The economy still has important areas of strength. Job growth has remained robust, averaging about 380k a month over the past three months. The unemployment rate also remains historically low at 3.6%, just shy of its pre-pandemic level.



AME expects China to grow 4.3% in 2022, down from our previous forecast of 4.8%, and below the Chinese government’s official target of 5.5%, as Covid-19 lockdowns hit growth. In 2023, we expect GDP growth of 4.8%.

The Chinese economy expanded 0.4% on-year in the June quarter of 2022, according to official data, narrowly escaping a contraction following the fallout from harsh Covid-19 lockdowns. The result marked China’s second-worst quarterly growth figure in 30 years, following a contraction at the beginning of the pandemic.

On a quarterly basis, growth sharply slowed from the 4.8% growth recorded in the March quarter of 2022. The slowdown reflected the economic squeeze from a two-month lockdown in Shanghai.

With growth in the first half of 2022 coming in at 2.5%, Beijing’s 5.5% annual growth target for 2022 is expected to be out of reach. That target is itself a three-decade low. Fu Linghui, a spokesperson for the NBS, admitted that reaching Beijing’s growth target this year would now be “challenging”.

China’s leadership has reaffirmed their commitment to its zero-Covid strategy, despite the social and economic costs of snap lockdowns, mass testing and closed borders. A new layer of zero-Covid infrastructure, such as testing sites and quarantine facilities, is being built across the country.

Recent indicators pointed to a rebound in June. Retail sales were down 4.6% on-year in the June quarter after a 23% fall in April. Consumer spending, a critical gauge of sentiment, has lagged the wider recovery since the start of the pandemic, partly due to travel restrictions. Industrial production rose 3.9% on-year in June, compared to growth of 0.7% in May. Factory output edged up 0.7% on-year in the June quarter. Fixed asset investment for the first half of the year came in above expectations, up 6.1% versus 6% predicted.

Real estate woes deepened. Investment in real estate in the first half of the year fell by 5.4% from a year ago, worse than the 4% decline in the first five months of the year.

Unemployment across China’s 31 largest cities fell from pre-pandemic highs to 5.8% in June.  However, youth unemployment has hit a record high of 19.3%.

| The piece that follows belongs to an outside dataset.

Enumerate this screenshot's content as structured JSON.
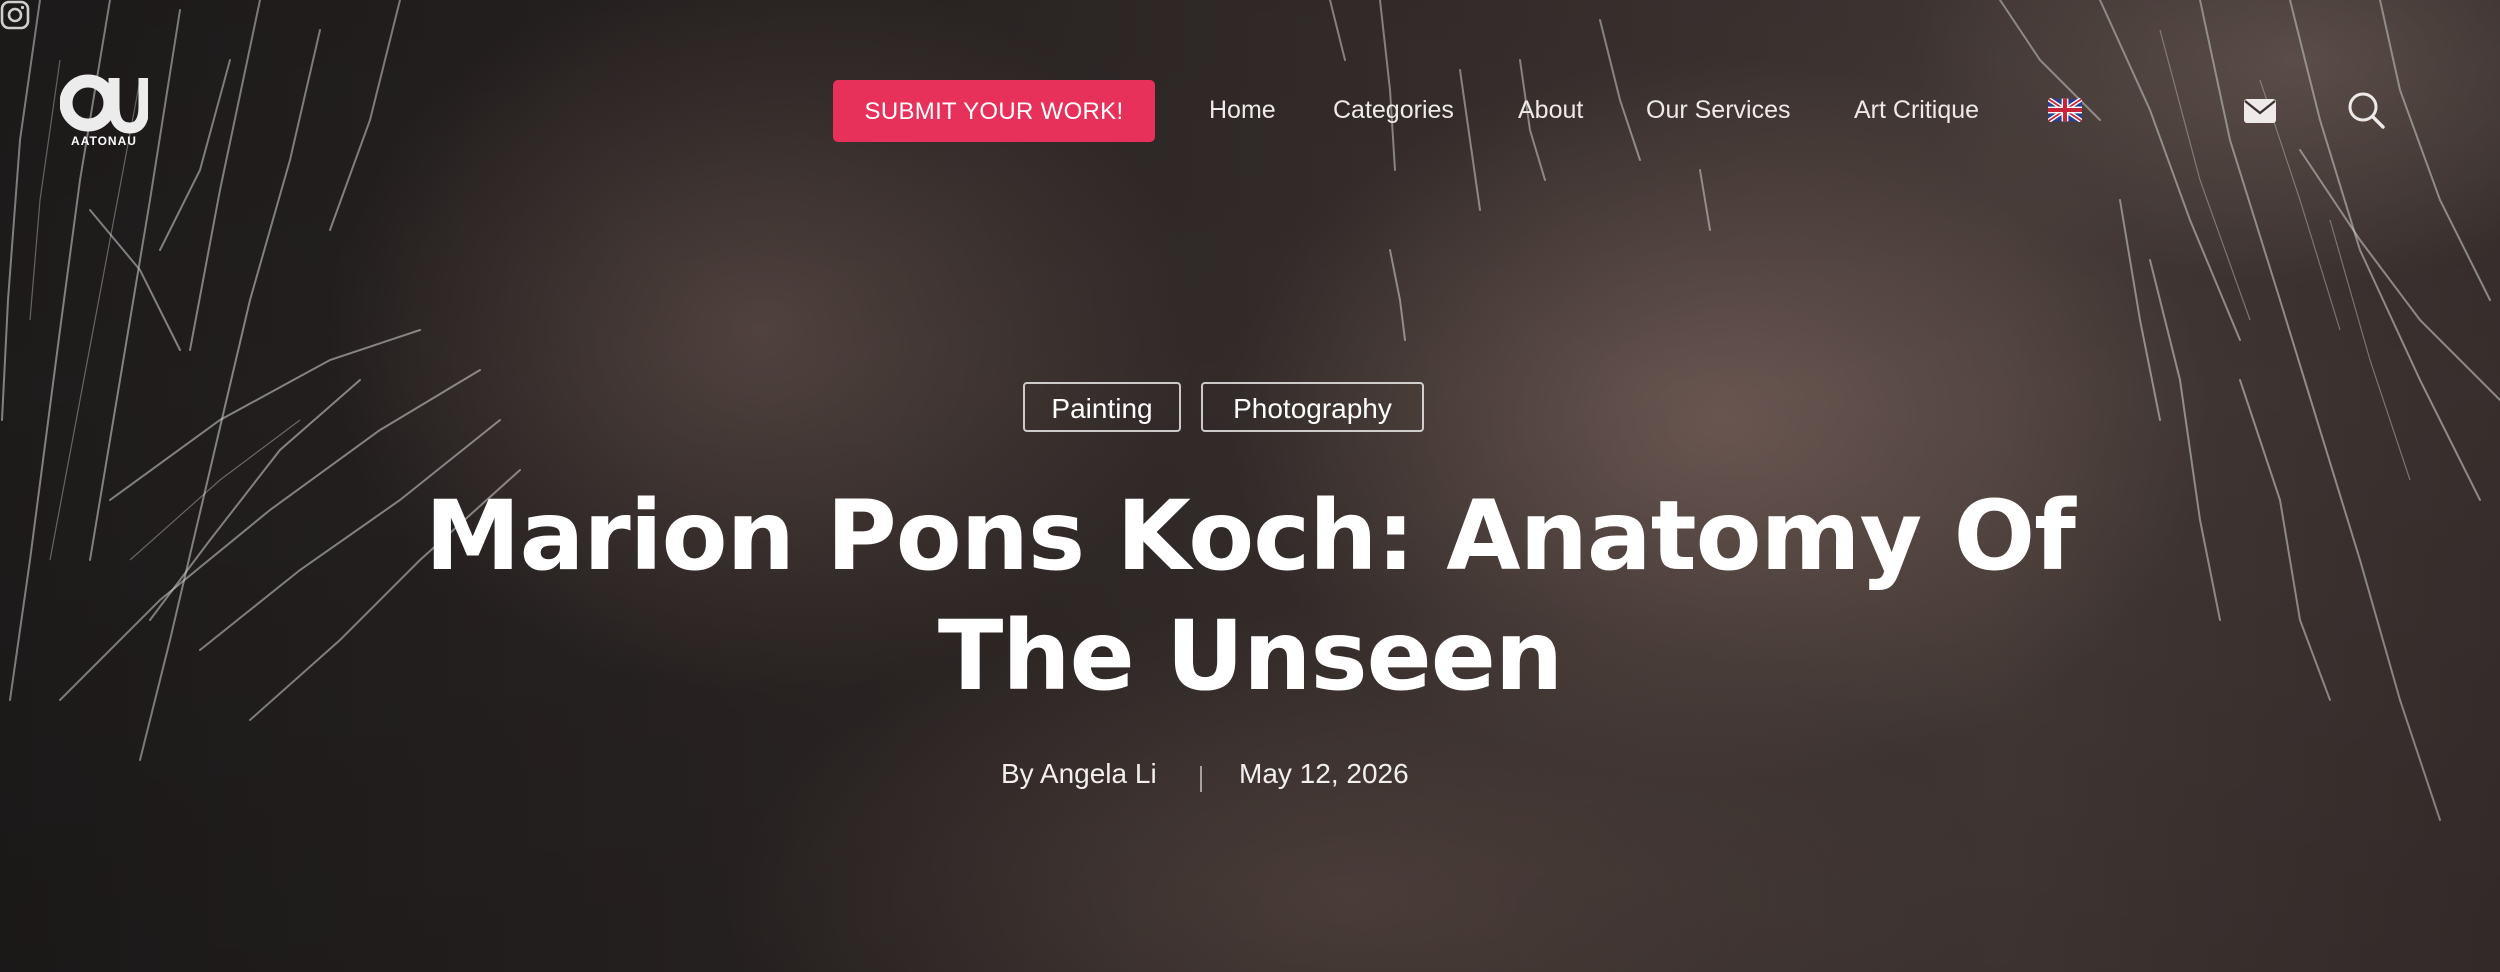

Beijing is promising a 33-point plan to speed up recovery as lockdowns curb growth. The measures include a reversion to large-scale infrastructure projects, with a US$120bn credit line, and US$21bn in tax breaks. In May, China’s central bank cut its benchmark rate for mortgages and lowered the mortgage rate floor for first-time home buyers, in a bid to prop up the property market. China’s real estate sector accounts for roughly 30% of GDP.

Looking at China’s decarbonisation goals, rooftop solar is booming. The country plans to install 108GW of rooftop solar this year, nearly double last year’s 55GW. In July, China announced it is aiming for 50% of new factory rooftops to include solar installations by 2025.